Website and app data records:
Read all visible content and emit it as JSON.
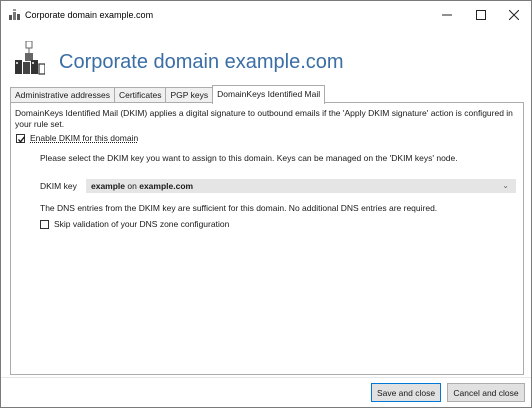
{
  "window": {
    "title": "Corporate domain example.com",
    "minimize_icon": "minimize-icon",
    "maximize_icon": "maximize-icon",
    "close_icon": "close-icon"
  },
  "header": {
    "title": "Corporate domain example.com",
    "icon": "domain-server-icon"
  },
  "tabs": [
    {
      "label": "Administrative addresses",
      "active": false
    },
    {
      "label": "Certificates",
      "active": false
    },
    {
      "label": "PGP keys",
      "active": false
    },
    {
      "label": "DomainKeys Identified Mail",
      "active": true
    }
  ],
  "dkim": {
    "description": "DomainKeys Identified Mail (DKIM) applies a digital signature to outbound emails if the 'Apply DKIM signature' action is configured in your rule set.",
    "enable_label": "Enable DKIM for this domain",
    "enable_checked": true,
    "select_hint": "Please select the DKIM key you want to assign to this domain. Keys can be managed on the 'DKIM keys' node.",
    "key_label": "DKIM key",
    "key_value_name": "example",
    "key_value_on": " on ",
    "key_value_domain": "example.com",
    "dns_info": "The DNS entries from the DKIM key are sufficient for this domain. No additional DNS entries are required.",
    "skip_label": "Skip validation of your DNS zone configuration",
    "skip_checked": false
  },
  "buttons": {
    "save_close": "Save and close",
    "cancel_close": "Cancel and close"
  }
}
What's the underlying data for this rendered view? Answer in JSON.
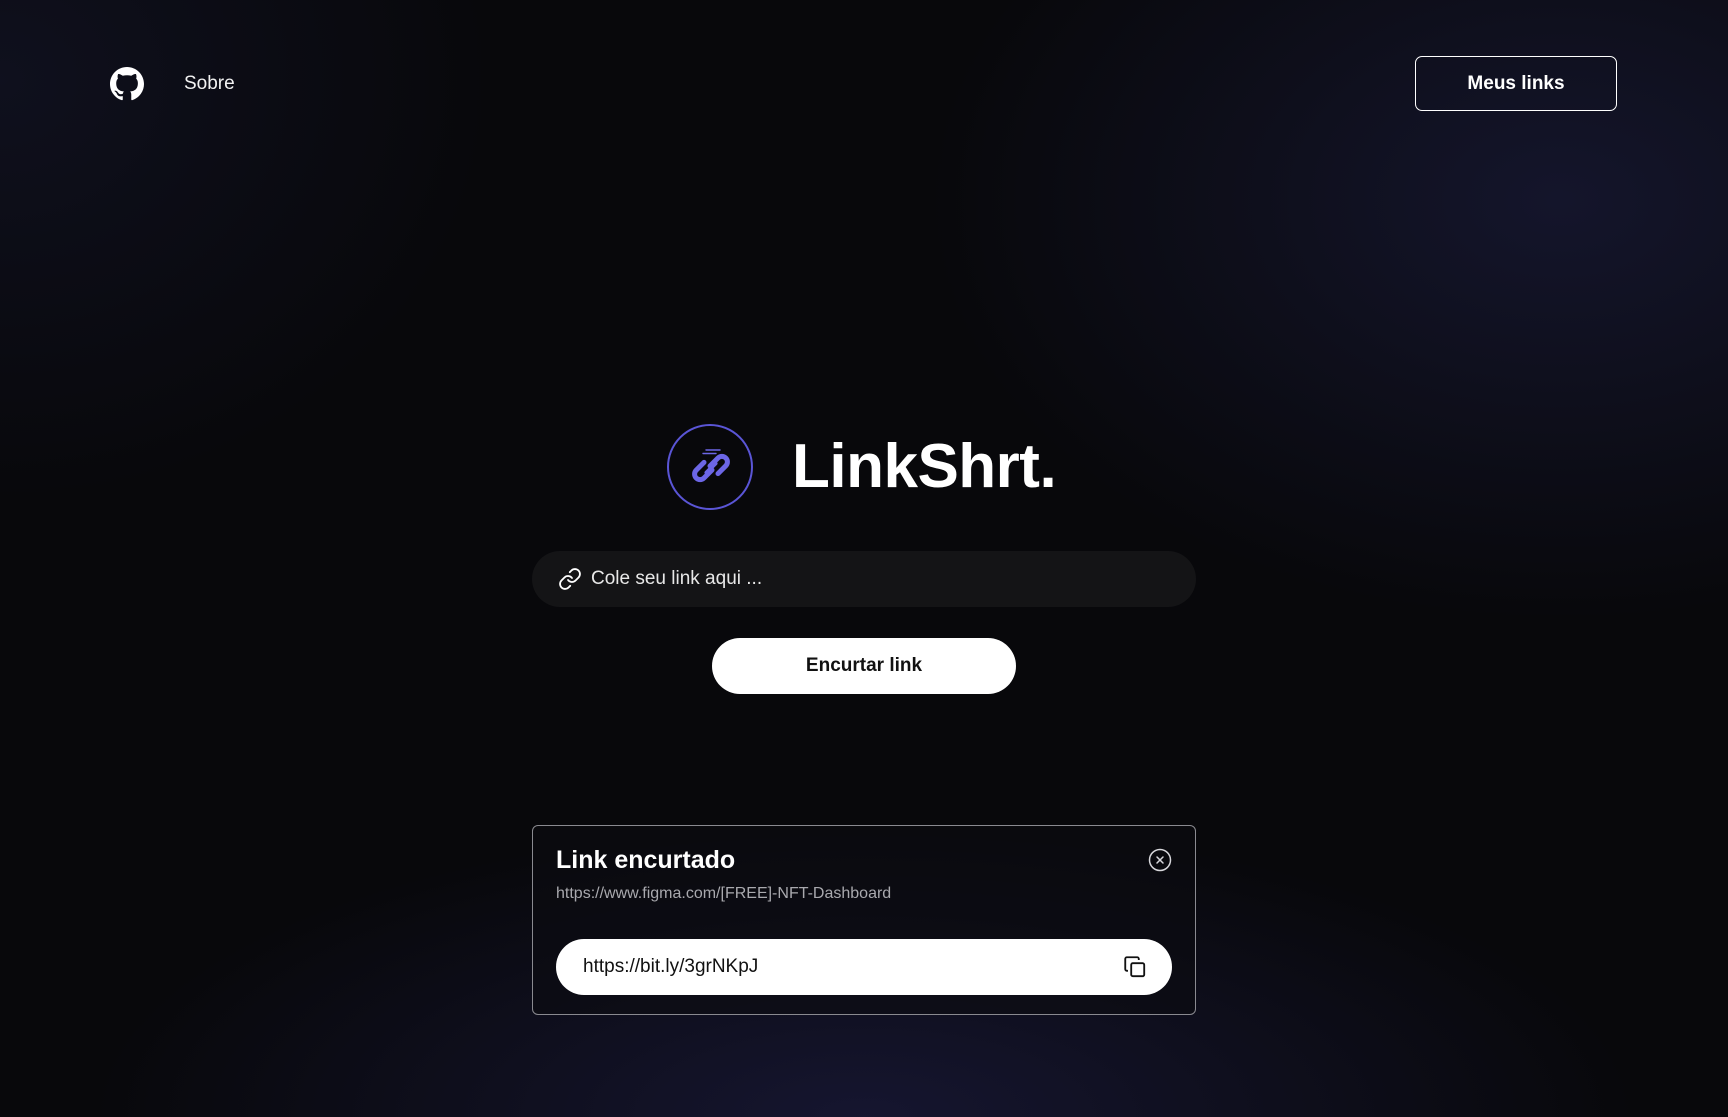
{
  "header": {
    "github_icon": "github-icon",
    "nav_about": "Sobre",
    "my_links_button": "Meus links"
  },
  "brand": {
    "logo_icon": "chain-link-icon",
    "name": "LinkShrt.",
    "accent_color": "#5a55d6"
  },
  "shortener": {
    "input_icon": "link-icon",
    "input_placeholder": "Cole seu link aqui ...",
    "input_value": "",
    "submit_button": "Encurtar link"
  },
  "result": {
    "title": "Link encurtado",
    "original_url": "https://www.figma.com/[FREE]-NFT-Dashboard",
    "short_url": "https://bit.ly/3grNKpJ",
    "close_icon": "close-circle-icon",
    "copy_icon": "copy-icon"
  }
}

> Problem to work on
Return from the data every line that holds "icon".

> Task output
    "minimize_icon": "minimize-icon",
    "maximize_icon": "maximize-icon",
    "close_icon": "close-icon"
    "icon": "domain-server-icon"
    "github_icon": "github-icon",
    "logo_icon": "chain-link-icon",
    "input_icon": "link-icon",
    "close_icon": "close-circle-icon",
    "copy_icon": "copy-icon"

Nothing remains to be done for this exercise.